“Energy audits at two medium-sized SEIFSA member companies have already identified immediate savings of at least R86 000 per annum without any capital investment whatsoever at one company, while at the second a once-off capital investment of R1.3 million will translate into ongoing annual savings of at least R720 000, recouping the outlay in less than two years, where after its significant savings each and every year could be ploughed straight back to the bottom line,” explains Geen. Given the industry’s energy intensive nature it makes perfect sense to find ways of using energy more efficiently and cost effectively.
A number of large companies and government entities participating in the programme are partnering with the NBI in introducing and facilitating the uptake of the PSEE through their supply chains and customers. These include Woolworths, eThekwini municipality, First Rand Bank, Eskom, Absa and Mercantile Bank, with more coming on board soon. As part of this initiative, Woolworths has already engaged 113 of its own suppliers to participate in energy audits, fully paid for by the PSEE programme.
Achieving greater levels of energy efficiency is a vital driver of business and indeed South Africa’s economy, but it does not need to be a cumbersome or burdensome undertaking. With rapidly escalating energy costs and security of supply challenges, it should be seen as an opportunity and treated as a company-wide initiative that will provide long-term financial and reputational benefits. It starts with the CEO and top leadership committing to energy efficiency and its importance to business profitability and sustainability as well as the environment.

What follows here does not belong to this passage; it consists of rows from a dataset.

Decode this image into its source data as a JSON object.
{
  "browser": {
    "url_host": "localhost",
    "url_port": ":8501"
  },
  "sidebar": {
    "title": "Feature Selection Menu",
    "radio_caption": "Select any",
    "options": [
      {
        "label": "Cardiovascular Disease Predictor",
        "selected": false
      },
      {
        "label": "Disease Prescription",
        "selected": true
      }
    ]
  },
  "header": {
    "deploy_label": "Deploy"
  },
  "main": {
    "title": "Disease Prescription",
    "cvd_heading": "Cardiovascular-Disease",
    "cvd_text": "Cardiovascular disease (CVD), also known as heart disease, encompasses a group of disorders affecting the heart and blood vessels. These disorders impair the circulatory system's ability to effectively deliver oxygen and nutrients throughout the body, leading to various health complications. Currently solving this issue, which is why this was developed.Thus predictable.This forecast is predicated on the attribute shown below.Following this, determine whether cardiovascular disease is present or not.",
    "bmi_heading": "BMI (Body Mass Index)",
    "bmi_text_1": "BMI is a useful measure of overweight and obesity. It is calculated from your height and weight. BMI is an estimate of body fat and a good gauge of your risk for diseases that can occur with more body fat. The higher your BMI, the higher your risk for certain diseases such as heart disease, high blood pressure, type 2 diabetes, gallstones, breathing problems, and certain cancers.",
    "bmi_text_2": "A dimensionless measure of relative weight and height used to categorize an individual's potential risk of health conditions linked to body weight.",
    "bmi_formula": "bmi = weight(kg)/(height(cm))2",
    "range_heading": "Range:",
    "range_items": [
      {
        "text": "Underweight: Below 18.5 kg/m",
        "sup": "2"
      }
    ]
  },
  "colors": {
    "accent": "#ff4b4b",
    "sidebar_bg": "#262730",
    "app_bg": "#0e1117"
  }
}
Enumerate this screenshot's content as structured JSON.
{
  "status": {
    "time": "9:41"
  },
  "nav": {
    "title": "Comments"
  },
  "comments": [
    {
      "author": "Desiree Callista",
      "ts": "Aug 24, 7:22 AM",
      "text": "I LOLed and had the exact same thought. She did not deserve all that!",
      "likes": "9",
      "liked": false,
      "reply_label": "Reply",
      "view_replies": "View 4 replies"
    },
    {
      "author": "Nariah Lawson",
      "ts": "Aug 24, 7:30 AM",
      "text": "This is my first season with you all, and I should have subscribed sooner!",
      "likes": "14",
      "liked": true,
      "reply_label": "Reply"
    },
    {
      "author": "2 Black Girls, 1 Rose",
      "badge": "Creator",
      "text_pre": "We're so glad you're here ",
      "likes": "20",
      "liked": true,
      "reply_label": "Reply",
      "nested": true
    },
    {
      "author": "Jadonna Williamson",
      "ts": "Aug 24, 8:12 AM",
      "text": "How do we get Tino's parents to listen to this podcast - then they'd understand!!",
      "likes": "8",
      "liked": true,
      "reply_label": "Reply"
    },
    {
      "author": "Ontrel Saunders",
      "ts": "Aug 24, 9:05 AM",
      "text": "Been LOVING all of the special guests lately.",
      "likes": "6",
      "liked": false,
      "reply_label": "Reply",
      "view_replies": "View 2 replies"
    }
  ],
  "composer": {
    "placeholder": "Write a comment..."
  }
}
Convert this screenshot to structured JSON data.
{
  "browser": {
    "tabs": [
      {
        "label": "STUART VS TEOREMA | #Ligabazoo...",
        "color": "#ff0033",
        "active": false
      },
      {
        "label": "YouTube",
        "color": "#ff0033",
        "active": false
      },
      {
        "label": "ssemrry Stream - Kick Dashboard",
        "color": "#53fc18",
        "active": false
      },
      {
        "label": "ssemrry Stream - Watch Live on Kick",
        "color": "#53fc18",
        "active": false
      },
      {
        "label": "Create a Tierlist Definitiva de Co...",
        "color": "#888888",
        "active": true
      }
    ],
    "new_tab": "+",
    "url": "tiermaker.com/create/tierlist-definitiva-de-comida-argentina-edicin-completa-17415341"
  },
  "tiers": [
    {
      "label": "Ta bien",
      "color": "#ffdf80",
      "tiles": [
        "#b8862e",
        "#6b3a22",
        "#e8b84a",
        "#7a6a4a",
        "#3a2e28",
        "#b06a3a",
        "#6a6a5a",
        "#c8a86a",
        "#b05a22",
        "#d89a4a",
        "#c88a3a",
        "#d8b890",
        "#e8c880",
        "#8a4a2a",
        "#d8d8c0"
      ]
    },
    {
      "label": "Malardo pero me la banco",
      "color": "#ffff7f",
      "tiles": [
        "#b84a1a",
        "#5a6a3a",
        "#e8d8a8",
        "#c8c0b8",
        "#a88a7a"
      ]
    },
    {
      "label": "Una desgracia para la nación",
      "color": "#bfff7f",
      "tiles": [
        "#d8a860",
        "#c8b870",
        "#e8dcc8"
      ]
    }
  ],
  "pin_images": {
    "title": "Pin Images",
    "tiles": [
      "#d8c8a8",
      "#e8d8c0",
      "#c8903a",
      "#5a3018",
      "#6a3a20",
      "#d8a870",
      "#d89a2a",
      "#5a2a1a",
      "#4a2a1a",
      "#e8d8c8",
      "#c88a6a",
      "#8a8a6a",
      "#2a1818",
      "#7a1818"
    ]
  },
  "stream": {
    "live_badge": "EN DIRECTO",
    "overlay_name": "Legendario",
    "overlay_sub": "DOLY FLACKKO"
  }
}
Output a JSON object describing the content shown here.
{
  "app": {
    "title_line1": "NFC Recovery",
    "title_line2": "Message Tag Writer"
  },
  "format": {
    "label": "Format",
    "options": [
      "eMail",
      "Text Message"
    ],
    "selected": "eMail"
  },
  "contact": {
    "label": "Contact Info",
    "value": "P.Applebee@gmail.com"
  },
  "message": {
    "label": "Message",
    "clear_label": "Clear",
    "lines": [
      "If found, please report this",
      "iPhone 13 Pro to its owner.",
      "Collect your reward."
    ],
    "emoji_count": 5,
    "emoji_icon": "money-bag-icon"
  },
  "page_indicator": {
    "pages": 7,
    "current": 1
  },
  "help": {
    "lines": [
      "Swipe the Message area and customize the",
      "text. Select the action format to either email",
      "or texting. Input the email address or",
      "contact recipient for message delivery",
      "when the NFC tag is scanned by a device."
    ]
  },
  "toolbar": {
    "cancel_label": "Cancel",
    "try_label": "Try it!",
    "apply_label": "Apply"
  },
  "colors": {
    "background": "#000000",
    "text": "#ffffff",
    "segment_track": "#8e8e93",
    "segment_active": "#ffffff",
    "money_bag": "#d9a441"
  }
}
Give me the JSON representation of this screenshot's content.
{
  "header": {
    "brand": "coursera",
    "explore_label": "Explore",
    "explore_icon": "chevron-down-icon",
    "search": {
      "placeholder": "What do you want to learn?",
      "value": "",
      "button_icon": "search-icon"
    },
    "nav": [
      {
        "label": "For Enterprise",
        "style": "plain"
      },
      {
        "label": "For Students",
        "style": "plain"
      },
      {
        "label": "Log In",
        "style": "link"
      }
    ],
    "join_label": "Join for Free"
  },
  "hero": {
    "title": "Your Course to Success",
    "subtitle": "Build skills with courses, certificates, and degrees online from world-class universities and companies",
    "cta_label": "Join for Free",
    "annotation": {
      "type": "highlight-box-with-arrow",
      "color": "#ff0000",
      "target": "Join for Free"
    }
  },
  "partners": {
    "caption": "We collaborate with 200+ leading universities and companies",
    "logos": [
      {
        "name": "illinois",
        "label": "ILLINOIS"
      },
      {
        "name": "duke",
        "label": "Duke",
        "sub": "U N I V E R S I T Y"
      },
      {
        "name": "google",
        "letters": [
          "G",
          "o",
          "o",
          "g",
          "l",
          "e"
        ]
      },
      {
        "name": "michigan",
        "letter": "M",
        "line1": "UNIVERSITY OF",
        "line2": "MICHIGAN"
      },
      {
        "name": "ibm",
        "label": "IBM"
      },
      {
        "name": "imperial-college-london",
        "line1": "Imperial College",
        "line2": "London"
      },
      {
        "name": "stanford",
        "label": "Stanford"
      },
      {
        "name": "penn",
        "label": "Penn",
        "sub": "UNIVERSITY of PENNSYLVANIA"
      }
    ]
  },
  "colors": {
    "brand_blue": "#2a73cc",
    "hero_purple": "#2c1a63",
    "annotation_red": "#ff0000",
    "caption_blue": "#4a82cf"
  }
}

“By coming on board with the PSEE, participating companies will have access to subsidised, professional consultants to assist with the establishment of energy consumption baselines, implementation plans, data gathering and benchmarking against global best practices, that will combine to create a sustainable business environment that places energy efficiency at its core, and most crucially, much of which can be achieved without any capital investment upfront,” concludes Geen.